(Beginning of PROVIDED RECORDS)

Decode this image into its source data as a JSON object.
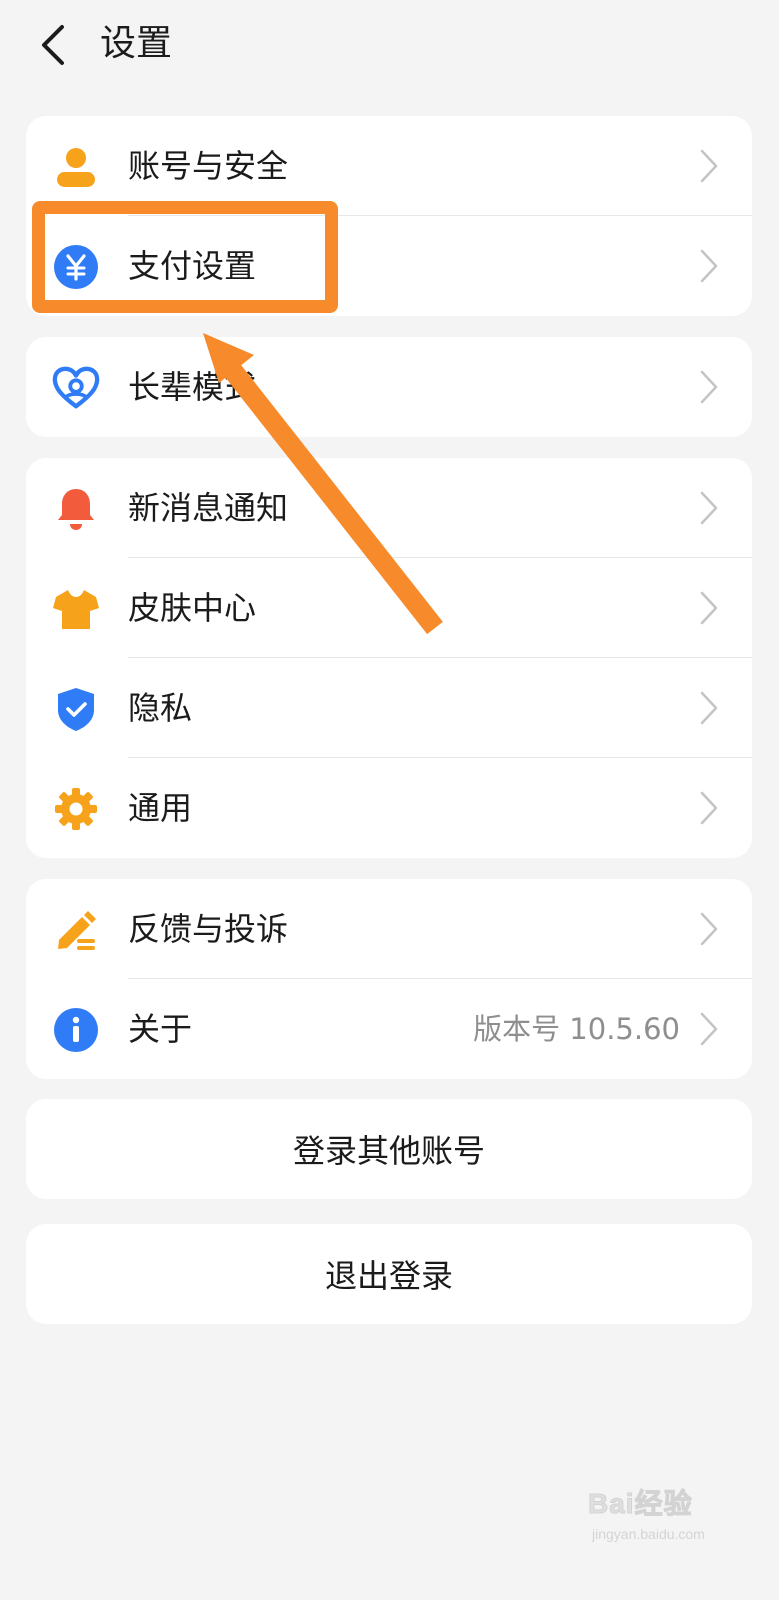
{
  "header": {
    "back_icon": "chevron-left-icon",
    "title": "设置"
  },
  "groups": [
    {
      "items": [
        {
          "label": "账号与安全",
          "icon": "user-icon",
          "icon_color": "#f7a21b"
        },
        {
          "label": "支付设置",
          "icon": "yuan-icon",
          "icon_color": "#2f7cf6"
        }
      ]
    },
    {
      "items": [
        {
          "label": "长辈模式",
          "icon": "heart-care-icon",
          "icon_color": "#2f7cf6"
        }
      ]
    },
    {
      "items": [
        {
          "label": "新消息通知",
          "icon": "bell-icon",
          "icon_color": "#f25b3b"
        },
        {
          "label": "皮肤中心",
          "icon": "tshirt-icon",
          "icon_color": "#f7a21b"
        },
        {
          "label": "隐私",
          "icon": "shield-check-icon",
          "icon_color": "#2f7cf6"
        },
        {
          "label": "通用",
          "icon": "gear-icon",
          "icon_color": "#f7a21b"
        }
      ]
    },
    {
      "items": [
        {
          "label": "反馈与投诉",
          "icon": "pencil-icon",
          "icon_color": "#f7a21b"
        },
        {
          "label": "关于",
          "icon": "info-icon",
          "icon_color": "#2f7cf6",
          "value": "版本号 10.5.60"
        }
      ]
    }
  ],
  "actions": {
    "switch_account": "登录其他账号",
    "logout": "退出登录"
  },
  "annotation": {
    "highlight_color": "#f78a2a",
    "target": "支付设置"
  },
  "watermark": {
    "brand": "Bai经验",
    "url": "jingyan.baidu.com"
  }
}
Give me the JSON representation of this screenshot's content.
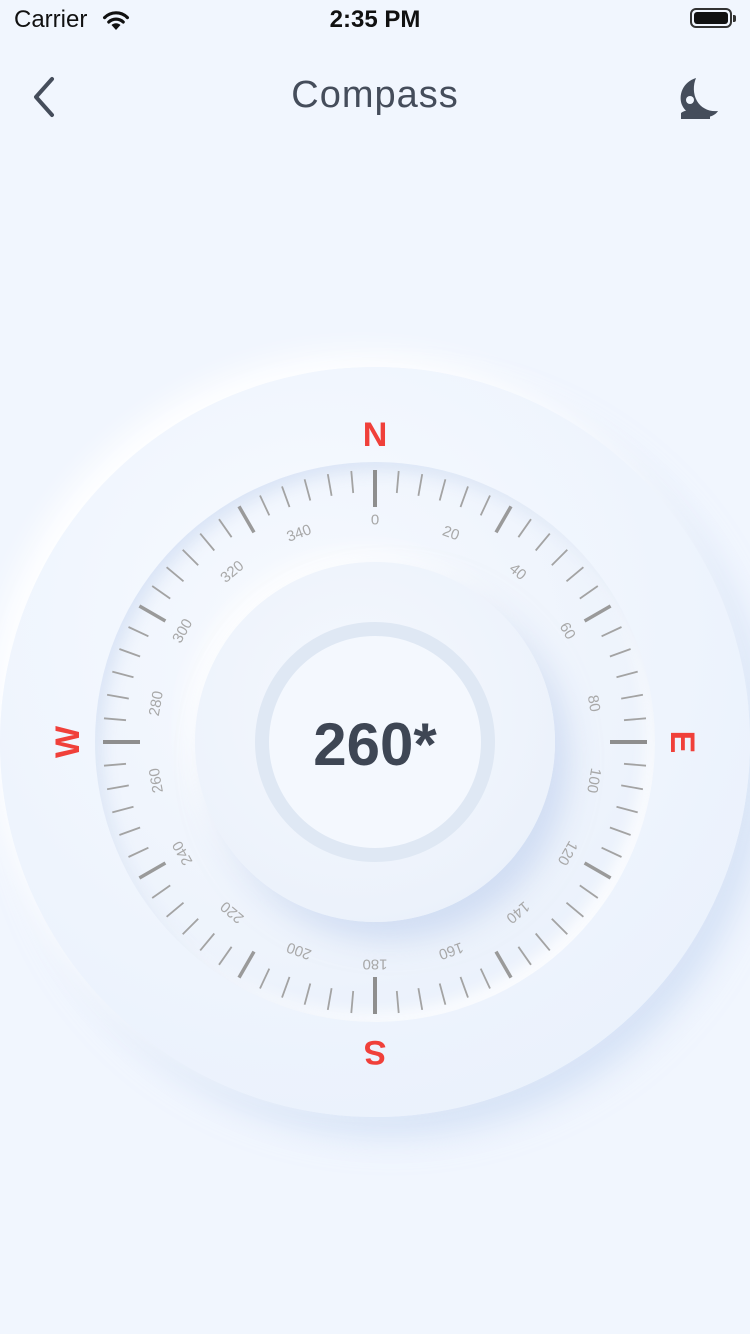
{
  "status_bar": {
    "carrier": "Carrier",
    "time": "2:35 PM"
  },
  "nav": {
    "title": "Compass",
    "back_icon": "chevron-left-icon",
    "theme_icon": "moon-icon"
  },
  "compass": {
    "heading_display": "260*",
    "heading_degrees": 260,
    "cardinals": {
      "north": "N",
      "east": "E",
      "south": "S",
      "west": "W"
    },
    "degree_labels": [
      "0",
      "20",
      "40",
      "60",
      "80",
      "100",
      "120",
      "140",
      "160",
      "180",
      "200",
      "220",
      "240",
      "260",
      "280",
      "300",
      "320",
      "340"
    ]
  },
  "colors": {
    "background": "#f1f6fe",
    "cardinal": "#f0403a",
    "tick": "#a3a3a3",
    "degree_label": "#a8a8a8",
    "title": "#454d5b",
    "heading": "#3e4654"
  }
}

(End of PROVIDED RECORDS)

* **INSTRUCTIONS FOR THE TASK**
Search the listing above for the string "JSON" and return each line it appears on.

* **SOLUTION BELOW**
Decode this image into its source data as a JSON object.
Give me the JSON representation of this screenshot's content.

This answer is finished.